Long-term savers can be thankful that interest rates are higher. They’re finally getting a real return.
f you have a chunk of retirement money in bonds, you’re probably feeling miserable. This year’s spike in interest rates has wrecked what was supposed to be the safe part of a balanced portfolio.
Cheer up. The bond crash in fact probably leaves you better off.
This paradoxical result has to do with the fact that rising rates do more than depress bond prices. They also mean higher future returns from bonds.
It all depends on how long you can hang on before spending that bond money. If the time to spend is at least seven years away, and if you have an average bond portfolio, then the crash improves your future lifestyle. The good from higher bond coupons down the road more than compensates for today’s damage to bond prices.

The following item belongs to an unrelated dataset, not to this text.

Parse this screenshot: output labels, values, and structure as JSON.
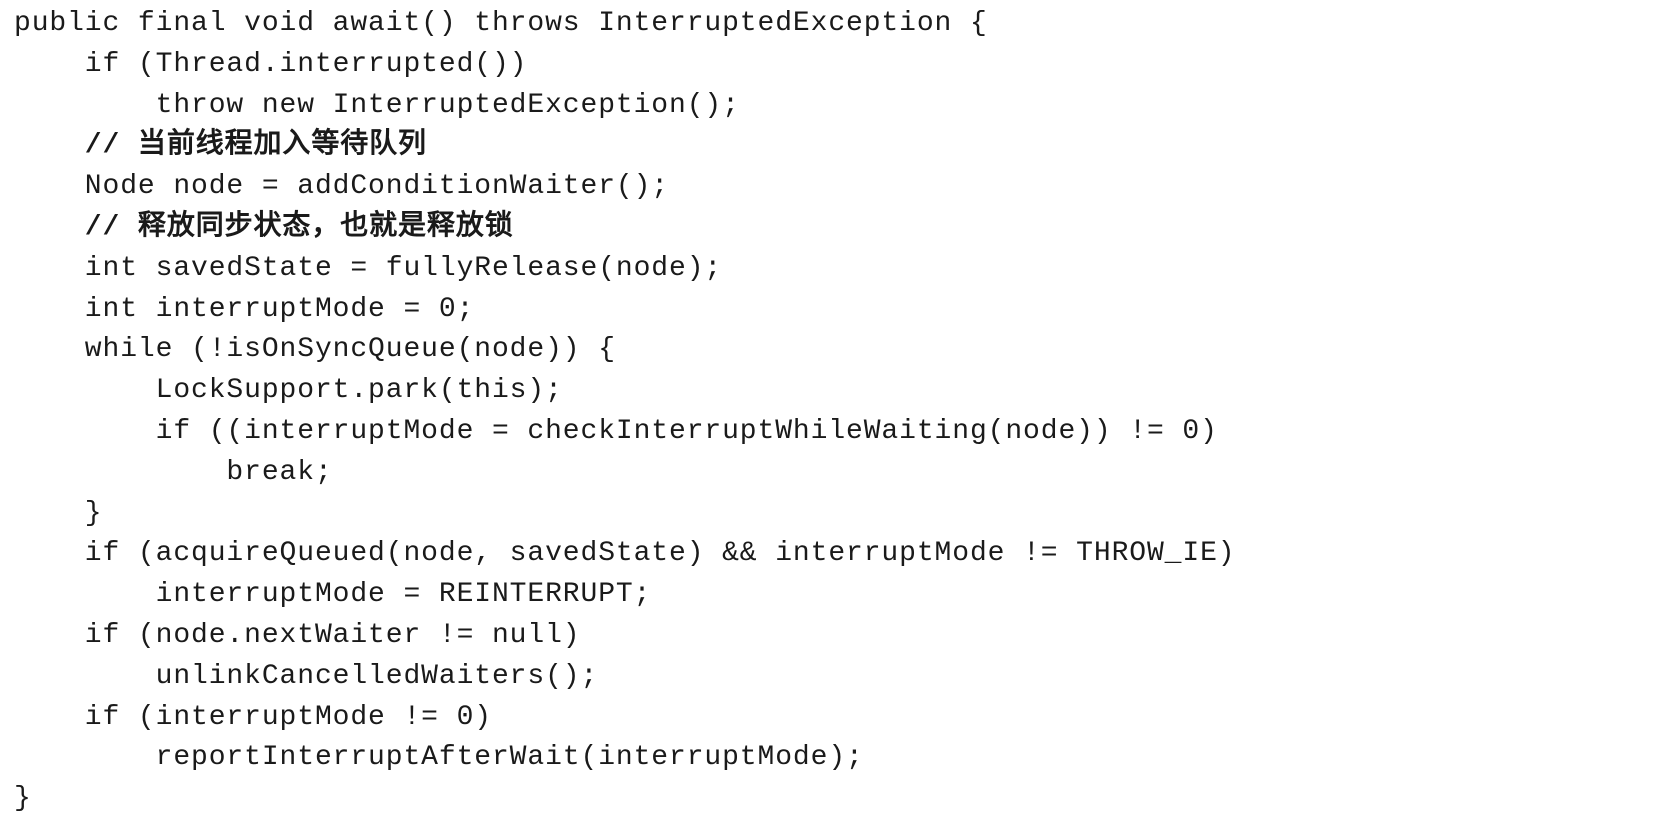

The important number for a fixed-income investor is the real interest rate. That’s the stated coupon interest minus expected inflation. It represents how fast the bondholder’s spending power is growing.
This year, real rates have zoomed upward. A rate rise makes bonds bought last year worth less today. But, following this unpleasantness, prospects are better. From here on, you can expect a higher reward for owning a bond.

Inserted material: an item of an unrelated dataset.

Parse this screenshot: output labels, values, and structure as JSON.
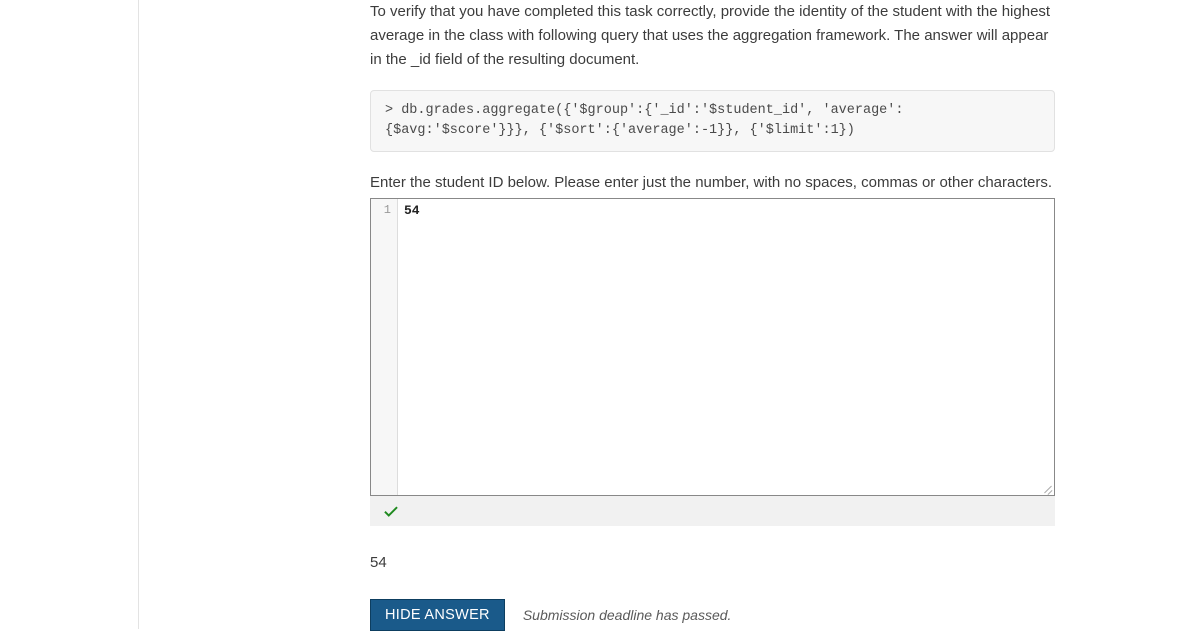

We have been living in strange times. Responding to the financial crisis of 2008-2009, the government decided it would be a good idea to print money and hand it out. The easy money depressed interest rates.
It was fun for borrowers—home buyers, for example, or Wall Street buyout artists. But for every one of these winners there was a loser. A retirement saver, for example.

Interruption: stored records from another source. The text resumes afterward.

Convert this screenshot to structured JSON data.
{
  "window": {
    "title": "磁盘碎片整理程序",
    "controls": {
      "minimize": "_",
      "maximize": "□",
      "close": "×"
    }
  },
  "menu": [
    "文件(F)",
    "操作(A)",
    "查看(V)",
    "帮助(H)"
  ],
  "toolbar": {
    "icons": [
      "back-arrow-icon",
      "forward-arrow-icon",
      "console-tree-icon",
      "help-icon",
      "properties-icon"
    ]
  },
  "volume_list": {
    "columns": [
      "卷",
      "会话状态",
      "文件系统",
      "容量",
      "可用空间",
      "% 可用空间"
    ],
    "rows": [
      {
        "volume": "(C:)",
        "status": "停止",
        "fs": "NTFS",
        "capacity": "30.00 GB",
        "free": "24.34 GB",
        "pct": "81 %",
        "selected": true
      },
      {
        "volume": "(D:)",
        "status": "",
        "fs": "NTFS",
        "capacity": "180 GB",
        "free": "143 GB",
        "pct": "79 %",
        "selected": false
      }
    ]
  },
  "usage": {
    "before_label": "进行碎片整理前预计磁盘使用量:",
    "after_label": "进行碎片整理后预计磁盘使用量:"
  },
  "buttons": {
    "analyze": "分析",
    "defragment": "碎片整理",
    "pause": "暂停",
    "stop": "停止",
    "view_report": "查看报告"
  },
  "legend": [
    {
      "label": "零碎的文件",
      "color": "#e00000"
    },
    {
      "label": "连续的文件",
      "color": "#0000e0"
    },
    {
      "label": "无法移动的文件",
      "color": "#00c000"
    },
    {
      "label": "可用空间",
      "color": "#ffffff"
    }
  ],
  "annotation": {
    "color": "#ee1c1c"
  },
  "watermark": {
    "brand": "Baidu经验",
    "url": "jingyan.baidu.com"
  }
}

At the start of this year the real interest rate on ten-year Treasury bonds was -1%. So a conservative saver was locking in, as the reward for saving, a loss of purchasing power.
And then the Federal Reserve belatedly realized that printing money wasn’t such a great idea. It could cause prices to go up.
Following the Fed’s crackdown in the money markets, the real yield on Treasuries due in 2032 has climbed to 0.9%. Savings set aside for later enjoyment are now gaining in purchasing power instead of losing purchasing power.
That’s the way the world should work, but after years of loose money the swing in interest rates comes as a quite a shock. The rate shock is taking the air out of bitcoin, unicorn valuations and the wishful-thinking enterprises in the Ark Innovation fund.
The good and the bad for bondholders is displayed in two graphs showing the long-term effects of a permanent boost in interest rates of the sort we have had this year. The first plots the numbers for an investment in the Vanguard Total Bond Market fund, a diversified collection of high-quality bonds with a heavy contribution from Treasury debt.
From where they are now, interest rates could, of course, go back down or proceed further upward. The graph assumes, neutrally, that rates stay put. It also assumes that future inflation averages the amount implied by current bond market prices. That assumption could, again, turn out to be too optimistic or too pessimistic.
The percentage change displayed in the charts is the expected impact, in future purchasing power, of this year’s bond market correction. The impact depends on how long you stay put. If you have money in Total Bond Market that you were planning to spend right away, the crash makes you 12% worse off. If it’s money you’re going to be spending in 15 years, you are now 16% better off.
Without the rate rise, someone who had $100 in that bond fund could look forward to having only $90 of purchasing power in 2037. That’s what negative TIPS yields do.
With the rate rise, the $100 has quickly shrunk to $88 but is on target to grow to $105 of purchasing power in 2037.
What if rates go back down to where they were? That would not be good for long-termers. It would make it less likely that money a 60-year-old couple puts away today will cover a cruise they want to take at age 75. But there wouldn’t be a lot of complaining. Brokerage statements would display a magnificent rebound.
The second graph looks at the effect of this year’s rate move on a collection of long-term Treasury bonds. The immediate damage there is greater and the recovery time more than twice as long.
These graphs consider only what happens to money now in the bank. They understate the good that a bond crash does to a 401(k) still receiving new contributions. Younger workers should be thrilled that bonds got a shellacking.
A crucial element of this story is that this year’s bond crash has come almost entirely via an increase is real rates. Count your blessings. Had the rate rise consisted primarily of an increase in long-term inflation expectations, there would be no happy ending.
The market could be wrong in expecting that the Fed will tame inflation. If the Fed fails, all savers are in peril.
Note: Calculations use yields reported on June 14. (Track the yields on Treasury Inflation-Protected Securities here.) Expected inflation is measured by the spread between nominal and real yields (the so-called breakeven rate), minus a 0.1 percentage point allowance for a risk premium in nominal bonds.